So which ivies to grow? I'm particularly fond of the highly decorative, large leaved and quite beautiful Hedera colchica 'Sulphur Heart' or 'Paddy's Pride'. This is one of the Persian ivies with large leaves of varying sizes all marked differently with splashes of yellows and greens. I haven't described them very well but take my word for it, they're wonderfully decorative!

Hedera colchica 'Dentata Variegata' is also incredibly ornamental - colour wise, it has greeny grey leaves with margins of cream and primrose yellows. This ivy looks particularly stunning as ground cover and is happy in both sun and shade.

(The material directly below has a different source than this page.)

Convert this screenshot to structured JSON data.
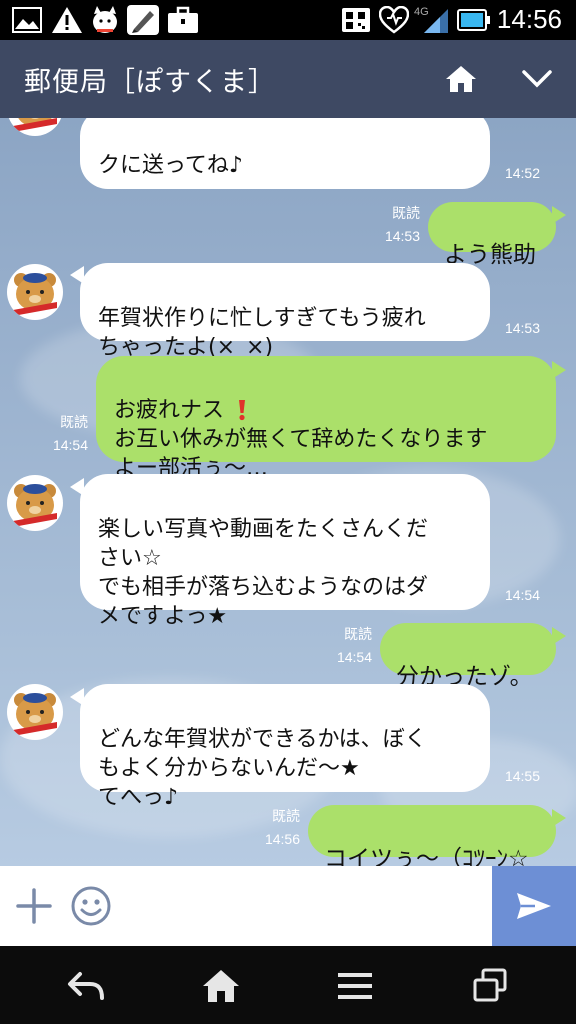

Hedera helix 'Buttercup' is a perfect ivy for an area you want to light up. The new foliage is a rich yellow which fades as the leaf matures. It is slow growing and therefore non invasive.

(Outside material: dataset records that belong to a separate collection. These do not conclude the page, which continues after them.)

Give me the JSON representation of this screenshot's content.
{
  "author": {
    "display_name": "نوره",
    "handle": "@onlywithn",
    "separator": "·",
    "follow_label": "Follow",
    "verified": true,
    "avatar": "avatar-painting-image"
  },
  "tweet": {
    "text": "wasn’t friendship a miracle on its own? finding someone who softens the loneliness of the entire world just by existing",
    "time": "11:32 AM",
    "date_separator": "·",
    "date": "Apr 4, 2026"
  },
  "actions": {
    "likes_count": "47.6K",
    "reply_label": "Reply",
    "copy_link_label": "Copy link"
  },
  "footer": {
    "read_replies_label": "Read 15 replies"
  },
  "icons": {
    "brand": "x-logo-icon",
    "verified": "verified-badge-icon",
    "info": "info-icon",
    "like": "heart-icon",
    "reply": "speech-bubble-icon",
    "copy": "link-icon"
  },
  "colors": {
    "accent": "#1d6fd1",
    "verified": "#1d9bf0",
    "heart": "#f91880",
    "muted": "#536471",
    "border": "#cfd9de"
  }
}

Hedera helix 'Angularis Aurea' was used in a garden I read about designed by Sir Roy Strong. He used it to clothe the fence on three sides of a small courtyard garden for someone who wanted a more or less maintenance free garden. It's a beautiful ivy with large, very glossy leaves that are splashed with bright yellow. All it would need would be a clip in late winter/early spring. He'd combined it with a Clematis montana, one of the white ones, but I wondered if the clematis might take over a bit but I suppose that can be clipped after flowering to keep it under control.

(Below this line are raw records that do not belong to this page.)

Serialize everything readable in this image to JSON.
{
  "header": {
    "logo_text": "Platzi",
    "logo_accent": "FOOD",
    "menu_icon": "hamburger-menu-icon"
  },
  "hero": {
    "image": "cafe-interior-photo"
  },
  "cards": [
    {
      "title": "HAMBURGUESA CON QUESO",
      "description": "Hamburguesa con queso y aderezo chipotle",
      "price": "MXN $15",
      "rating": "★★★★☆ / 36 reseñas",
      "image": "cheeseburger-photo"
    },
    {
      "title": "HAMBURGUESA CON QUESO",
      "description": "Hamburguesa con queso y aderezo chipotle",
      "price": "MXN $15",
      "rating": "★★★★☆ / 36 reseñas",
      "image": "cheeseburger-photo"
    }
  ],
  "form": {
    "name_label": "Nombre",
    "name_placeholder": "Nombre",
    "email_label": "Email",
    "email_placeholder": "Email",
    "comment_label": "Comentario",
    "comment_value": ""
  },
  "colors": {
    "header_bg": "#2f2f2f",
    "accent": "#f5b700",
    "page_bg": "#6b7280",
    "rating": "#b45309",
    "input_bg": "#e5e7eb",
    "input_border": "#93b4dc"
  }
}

Hedera helix 'Ivalace' is particularly good as ground cover as its growth is very compact. Leaves are stiffly curled at the edges and are bright green.

Hedera helix 'Pedata' has very small leaves with the central or middle lobe being long, hence its other name, 'Bird's Foot'. Great for ground cover too.

And a rather special ivy is H. helix f. Poetarum 'Poetica Arborea' known colloquially as Poet's Ivy or Italian ivy. Bob Brown (Cotswold Garden Flowers) describes it in his very readable catalogue as an 'Orange bush in spring' as over the winter months the leaves of this shrubby ivy turn a coppery colour with distinctive green veins. Oh, and the berries are yellow rather than the black usually seen on Hedera helix.

Fibrex Nurseries (www.fibrex.co.uk), who hold the National Hedera Collection in Warwickshire, sell seven different Hedera Collections for the enthusiast as well as the most comprehensive choice of plants you can imagine. These collections include plants for the flower arranger, ideal plants for specific areas and uses and so on. I've now got visions of creating a Persian carpet effect just using ivies with different leaf forms and variegations (but with similar rates of growth) which should need very little attention apart from a quick clip over in the late winter followed by a rake through. Planning these things is the only thing to do whilst the ground is impossibly wet and soggy and the wind continues buffeting the garden.

Sue Whigham can be contacted on 07810 457948 for gardening advice and the sourcing and supplying of interesting garden plants.